Yesterday morning it was reported that Brockport’s auxiliary sewage disposal plant, in the process of construction was partially destroyed by the rains of Tuesday night. A considerable portion of the wall of the big vat caved in carrying with it tons of cement work only recently completed by the contractors. This is a serious set back for the village as the old plant is entirely inadequate and it was hoped to have the new work soon in readiness for use.
Months ago I notice a problem with an ancestor in the FamilySearch Family Tree (FSFT). Jeremiah Halsey showed with two wives with the same children listed. The big problem was that one of his wives was really his mother. At that time I couldn’t figure out how to fix the situation. Then last week I decided to look at the problem again. I was afraid I might make a mistake but FSFT does let you reverse changes if you make an incorrect change. It took a while to figure out how to straighten out the family.
What I found out was that I had to make changes to the children, not the parents. Notice in the list of children is a small box on the right of the name. When you click on that, it pops up a box where you can make changes. For the first child, I clicked on “Remove or Replace” to remove the relationship to the grandmother who was listed as the mother. That ended up creating another problem. It still had the father with that child but without any mother’s name. So I reversed that change. Instead, I found that I wanted to click on “Remove or Replace” on the child in the pop-up. That allowed me to remove both parents.

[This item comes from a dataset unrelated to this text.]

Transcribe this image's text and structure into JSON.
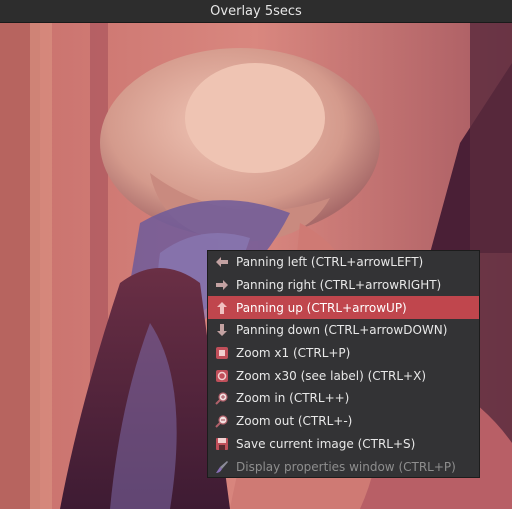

That worked. When I did that for all the children that had been listed with their father and grandmother, those relationship were deleted and just the true father and mother were retained.
The next song to hit the top of the record charts in 1966 was “Monday, Monday” by The Mamas and Papas. The group was formed in 1965. Both John Phillips and Denny Doherty had been in folk groups before getting together with John’s wife Michelle and Cass Elliot who had also been with Doherty in a folk group. They released “California Dreamin'” in 1965 and it made it up to #4 on the US record charts.

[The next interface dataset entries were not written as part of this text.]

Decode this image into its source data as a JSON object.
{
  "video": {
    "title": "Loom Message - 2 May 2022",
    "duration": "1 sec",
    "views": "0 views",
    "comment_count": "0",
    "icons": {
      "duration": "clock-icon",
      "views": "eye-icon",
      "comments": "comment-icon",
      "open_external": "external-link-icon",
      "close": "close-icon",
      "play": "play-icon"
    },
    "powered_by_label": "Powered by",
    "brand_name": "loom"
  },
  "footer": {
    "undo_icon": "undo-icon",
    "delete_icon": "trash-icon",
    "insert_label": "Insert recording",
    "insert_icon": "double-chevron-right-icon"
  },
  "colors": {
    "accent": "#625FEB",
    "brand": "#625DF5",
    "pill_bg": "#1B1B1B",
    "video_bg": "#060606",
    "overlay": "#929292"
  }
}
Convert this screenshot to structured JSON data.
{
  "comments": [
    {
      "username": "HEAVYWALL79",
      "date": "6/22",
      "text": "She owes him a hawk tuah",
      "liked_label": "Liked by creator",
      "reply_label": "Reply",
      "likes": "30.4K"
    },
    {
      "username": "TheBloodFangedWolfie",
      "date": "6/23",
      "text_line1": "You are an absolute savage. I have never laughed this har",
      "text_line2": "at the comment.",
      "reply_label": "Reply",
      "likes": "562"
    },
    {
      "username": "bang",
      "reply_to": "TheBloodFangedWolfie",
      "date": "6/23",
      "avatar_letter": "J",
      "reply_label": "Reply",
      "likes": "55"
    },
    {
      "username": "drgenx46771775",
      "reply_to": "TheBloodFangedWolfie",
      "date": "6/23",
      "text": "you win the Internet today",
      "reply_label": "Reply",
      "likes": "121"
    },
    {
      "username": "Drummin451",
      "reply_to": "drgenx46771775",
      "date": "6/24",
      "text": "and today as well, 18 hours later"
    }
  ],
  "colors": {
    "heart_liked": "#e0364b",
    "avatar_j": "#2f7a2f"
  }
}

John Philips said that he wrote “Monday, Monday” in about 20 minutes. It is hard to believe but this was the only song by the group to reach the number one spot on both the Billboard Hot 100 and cash Box record charts (May 1 -21). It is also the only song by the group to win a Grammy Award.
The group only released five albums including one of which was released a few years after the group had split up in 1968.
Only Michelle Phillips is still living. Cass died in 1974 from heart failure. John died in 2001 and Denny in 2007.
I uploaded a catalog for the Rochester Athenaeum and Mechanics Institute for the years 1943 to 1944. In 1945 the college changed it’s name to Rochester Institute of Technology (RIT). This was during World War II and the college described this catalog as the “Wartime Program.” They still offered most of the same curriculum as from before the War but attendance for men was probably down significantly. Tuition was from $200 to $250 per year. Housing expenses, textbooks and supplies for the year were double the tuition costs.
Most of the curriculum offered by the school were on the co-operative program. That is you went to school for a while and then worked somewhere getting on the job training. RIT still has many programs that are the same way.
Also in the catalog was an application to attend. It is only a single page. I don’t think that very many people would have been refused admittance unless your grades in high school were very poor. The cost of going to college was a much bigger consideration for a student.
I have previously scanned the college catalog from 1923 – 1924, that is also available.